My Lords, I thank everyone who has spoken in what has been quite a wide-ranging debate, and in particular my noble friend Lord Hayward for moving the amendment. I am also grateful for the conversations I have been able to have with him in the past few days on the matter.

The Government are rightly very proud of their role in demanding and defending LGBT rights. We are proud to have introduced same-sex marriage in England and Wales, for which we have legislative competence, and that the Scottish Government followed that lead shortly afterwards. Of course we want Northern Ireland do likewise and legalise same-sex marriage. The Prime Minister shares this view and has said so on a number of occasions.

I commend my noble friend Lord Hayward for his determined commitment on this issue. I know that many people—and the list is clearly growing—in Northern Ireland and further afield greatly appreciate his efforts, as demonstrated by his recognition recently by PinkNews as its politician of the year.
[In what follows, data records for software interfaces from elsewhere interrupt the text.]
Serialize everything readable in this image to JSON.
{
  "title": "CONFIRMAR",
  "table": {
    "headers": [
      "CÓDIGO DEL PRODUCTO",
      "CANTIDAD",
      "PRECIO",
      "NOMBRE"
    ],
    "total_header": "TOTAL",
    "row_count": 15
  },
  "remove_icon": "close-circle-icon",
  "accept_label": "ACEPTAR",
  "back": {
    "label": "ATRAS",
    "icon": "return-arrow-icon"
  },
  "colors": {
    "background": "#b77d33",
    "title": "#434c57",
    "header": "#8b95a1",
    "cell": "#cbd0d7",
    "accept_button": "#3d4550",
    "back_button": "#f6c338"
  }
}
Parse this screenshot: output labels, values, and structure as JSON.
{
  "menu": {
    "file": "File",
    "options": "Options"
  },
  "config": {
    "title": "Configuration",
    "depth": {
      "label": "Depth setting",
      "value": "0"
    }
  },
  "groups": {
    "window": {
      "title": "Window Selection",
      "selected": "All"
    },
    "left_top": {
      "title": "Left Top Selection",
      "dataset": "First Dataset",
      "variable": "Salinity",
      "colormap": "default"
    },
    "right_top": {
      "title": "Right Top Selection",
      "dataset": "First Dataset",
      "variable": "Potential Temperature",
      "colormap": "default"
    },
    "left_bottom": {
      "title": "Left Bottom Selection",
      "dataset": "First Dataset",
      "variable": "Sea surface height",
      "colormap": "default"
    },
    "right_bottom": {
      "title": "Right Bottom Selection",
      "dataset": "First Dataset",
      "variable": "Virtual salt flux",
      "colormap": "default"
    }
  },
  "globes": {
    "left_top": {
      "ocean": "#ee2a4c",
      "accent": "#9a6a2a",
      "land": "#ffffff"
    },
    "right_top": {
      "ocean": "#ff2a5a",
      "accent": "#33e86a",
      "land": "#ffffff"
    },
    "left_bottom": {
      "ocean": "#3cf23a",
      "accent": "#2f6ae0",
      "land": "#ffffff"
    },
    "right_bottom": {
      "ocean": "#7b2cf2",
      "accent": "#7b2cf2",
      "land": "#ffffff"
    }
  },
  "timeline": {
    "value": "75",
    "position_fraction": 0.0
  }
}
I also pay tribute to the many others who have campaigned and shared personal and very poignant stories in support of his amendment.

Same-sex marriage is a devolved matter, as noble Lords have said. The proper and best place for it to be addressed is in the Northern Ireland Assembly, by Northern Ireland’s elected representatives. The Secretary of State for Northern Ireland’s top priority remains to restore the Executive and Assembly at Stormont; this should be the focus. There is a need to rebuild political dialogue and she continues to encourage the parties to come together to work towards restoring devolved government, including in a recent meeting with the five parties to progress this objective.

It is important that any legislation legalising same-sex marriage in Northern Ireland is afforded a level of consultation, debate and scrutiny, using the precedents of the UK and Scottish Governments. Legislation should be developed having taken into account the wide range of views on this issue in Northern Ireland, as well as the various legal requirements. My noble friend Lord Hayward knows that we do not think that this Bill is the right vehicle for extending same-sex marriage to Northern Ireland. We have concerns about the drafting of the amendment, in particular the nature of the duty it would place on the Government.

It is not clear that the amendment would allow for all the legislative changes needed to fully implement a same-sex marriage regime in Northern Ireland equivalent to those in England, Wales and Scotland. For example, the introduction of same-sex marriage in England and Wales necessitated the amendment of more than 50 Acts of Parliament. The Government have heard the growing calls for change, and much progress has been made since my noble friend Lord Hayward introduced his Private Member’s Bill in March last year. Parliamentarians have played an important part in continuing to raise the profile of this issue, and I hope that, despite the potential disappointment that some people will feel today, everyone will have listened to the debate and the growing support on all sides of the House.

I will add one very important final point. We support the principle of my noble friend’s amendment—that it is right for same-sex marriage to be extended to Northern Ireland by a restored Executive—and we recognise that the ongoing absence of devolved government is having an impact on addressing this issue. We would encourage a restored Executive to progress legislation on this issue as one of the first things that they do. On that note, I hope that my noble friend will be content to withdraw his amendment.